Saved data entries
# # # # # # #

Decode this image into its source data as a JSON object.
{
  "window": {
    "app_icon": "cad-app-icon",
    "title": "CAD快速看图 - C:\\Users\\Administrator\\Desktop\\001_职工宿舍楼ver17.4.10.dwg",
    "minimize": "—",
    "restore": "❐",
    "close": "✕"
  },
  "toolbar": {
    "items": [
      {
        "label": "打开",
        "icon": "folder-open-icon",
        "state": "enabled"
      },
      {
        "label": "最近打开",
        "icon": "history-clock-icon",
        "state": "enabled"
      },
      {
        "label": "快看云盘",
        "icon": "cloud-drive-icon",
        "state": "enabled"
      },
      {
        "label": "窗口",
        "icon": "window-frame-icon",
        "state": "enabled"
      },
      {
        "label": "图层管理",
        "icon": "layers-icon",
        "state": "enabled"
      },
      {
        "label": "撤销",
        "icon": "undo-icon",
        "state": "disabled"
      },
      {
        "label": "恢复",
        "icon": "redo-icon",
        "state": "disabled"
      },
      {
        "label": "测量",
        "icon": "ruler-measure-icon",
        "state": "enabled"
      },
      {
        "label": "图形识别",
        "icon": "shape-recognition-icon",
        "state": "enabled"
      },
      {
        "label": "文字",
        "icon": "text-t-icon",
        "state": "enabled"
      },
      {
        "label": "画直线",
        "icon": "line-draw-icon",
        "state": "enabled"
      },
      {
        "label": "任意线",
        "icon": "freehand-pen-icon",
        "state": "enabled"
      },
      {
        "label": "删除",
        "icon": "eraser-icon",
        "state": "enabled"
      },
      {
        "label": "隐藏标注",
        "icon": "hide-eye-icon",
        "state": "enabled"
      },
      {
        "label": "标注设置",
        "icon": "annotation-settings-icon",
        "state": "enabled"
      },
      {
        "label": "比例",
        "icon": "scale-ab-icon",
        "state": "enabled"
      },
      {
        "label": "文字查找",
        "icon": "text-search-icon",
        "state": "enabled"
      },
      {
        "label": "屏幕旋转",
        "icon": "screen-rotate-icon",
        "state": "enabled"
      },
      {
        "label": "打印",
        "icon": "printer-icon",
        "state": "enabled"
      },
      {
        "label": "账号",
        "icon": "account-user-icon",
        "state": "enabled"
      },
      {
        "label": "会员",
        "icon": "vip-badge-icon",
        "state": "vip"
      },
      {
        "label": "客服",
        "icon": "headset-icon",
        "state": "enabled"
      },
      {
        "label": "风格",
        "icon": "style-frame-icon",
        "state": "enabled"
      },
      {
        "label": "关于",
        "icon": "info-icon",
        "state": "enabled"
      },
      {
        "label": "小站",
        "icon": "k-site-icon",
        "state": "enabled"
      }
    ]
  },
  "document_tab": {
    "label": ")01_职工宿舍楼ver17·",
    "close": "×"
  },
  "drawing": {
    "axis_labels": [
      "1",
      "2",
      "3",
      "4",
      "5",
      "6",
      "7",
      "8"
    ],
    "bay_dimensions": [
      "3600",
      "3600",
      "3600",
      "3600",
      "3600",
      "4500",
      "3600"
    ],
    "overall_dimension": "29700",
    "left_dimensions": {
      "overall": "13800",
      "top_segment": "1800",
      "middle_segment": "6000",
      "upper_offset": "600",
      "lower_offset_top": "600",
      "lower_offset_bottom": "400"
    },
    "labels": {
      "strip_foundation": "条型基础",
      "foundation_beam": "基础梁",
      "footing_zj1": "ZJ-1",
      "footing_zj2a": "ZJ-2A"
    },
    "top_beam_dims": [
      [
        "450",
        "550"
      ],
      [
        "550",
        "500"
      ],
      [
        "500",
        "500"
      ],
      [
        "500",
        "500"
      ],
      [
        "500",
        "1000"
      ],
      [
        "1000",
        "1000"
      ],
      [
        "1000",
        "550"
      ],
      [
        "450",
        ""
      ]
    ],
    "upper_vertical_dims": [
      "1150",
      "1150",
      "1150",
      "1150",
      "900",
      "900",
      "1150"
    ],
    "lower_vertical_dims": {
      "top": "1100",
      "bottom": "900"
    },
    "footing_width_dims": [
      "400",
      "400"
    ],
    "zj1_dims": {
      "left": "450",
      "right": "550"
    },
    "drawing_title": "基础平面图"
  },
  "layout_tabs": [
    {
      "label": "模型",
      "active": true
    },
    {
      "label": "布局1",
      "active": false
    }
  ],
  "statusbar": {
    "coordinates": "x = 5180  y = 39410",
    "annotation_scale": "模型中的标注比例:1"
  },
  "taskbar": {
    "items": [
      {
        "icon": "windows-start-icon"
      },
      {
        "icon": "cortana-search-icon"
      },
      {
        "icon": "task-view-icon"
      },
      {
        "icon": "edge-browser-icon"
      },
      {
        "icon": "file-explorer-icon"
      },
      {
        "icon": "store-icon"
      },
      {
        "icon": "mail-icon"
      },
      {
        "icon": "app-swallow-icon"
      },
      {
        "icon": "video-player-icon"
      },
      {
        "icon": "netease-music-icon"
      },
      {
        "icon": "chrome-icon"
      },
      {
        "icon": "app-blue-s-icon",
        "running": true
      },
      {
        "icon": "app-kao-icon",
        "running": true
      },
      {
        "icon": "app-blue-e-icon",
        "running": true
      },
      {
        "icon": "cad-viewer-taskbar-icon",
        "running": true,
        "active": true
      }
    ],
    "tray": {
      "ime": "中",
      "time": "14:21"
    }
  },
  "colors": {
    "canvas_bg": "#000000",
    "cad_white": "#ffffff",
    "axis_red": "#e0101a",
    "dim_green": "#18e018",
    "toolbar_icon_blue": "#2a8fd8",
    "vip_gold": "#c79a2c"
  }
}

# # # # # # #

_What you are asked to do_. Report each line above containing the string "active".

_Completed task_.
      "active": true
      "active": false
        "active": true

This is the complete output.